Content starts
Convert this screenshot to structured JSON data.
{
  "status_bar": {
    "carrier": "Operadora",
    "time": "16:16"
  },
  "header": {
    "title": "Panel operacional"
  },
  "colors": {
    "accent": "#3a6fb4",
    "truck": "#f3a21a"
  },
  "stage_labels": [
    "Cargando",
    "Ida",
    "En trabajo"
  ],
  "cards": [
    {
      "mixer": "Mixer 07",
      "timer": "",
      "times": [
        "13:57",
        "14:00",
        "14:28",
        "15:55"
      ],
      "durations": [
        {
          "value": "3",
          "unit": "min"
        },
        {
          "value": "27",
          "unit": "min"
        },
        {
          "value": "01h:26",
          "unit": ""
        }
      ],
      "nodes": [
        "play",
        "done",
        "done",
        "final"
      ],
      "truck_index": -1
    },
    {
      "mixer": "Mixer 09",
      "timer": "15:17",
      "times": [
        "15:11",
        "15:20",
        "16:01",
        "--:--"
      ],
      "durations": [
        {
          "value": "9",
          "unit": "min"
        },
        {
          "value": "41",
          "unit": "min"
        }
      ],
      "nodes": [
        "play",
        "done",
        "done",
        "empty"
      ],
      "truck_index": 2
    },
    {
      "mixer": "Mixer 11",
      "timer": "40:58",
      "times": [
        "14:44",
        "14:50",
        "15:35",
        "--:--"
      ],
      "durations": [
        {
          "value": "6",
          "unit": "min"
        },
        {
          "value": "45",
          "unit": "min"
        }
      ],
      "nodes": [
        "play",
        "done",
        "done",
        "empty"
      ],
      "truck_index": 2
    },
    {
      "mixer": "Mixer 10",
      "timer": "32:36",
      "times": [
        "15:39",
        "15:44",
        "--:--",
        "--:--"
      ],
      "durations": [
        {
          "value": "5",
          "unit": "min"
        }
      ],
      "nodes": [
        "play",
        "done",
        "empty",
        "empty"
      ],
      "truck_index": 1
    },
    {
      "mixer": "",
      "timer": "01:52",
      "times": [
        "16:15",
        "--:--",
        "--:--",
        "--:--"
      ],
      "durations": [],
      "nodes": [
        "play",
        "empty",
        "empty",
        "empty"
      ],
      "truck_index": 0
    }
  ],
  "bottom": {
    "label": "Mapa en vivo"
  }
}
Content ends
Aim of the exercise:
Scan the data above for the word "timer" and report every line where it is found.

Result of the task:
      "timer": "",
      "timer": "15:17",
      "timer": "40:58",
      "timer": "32:36",
      "timer": "01:52",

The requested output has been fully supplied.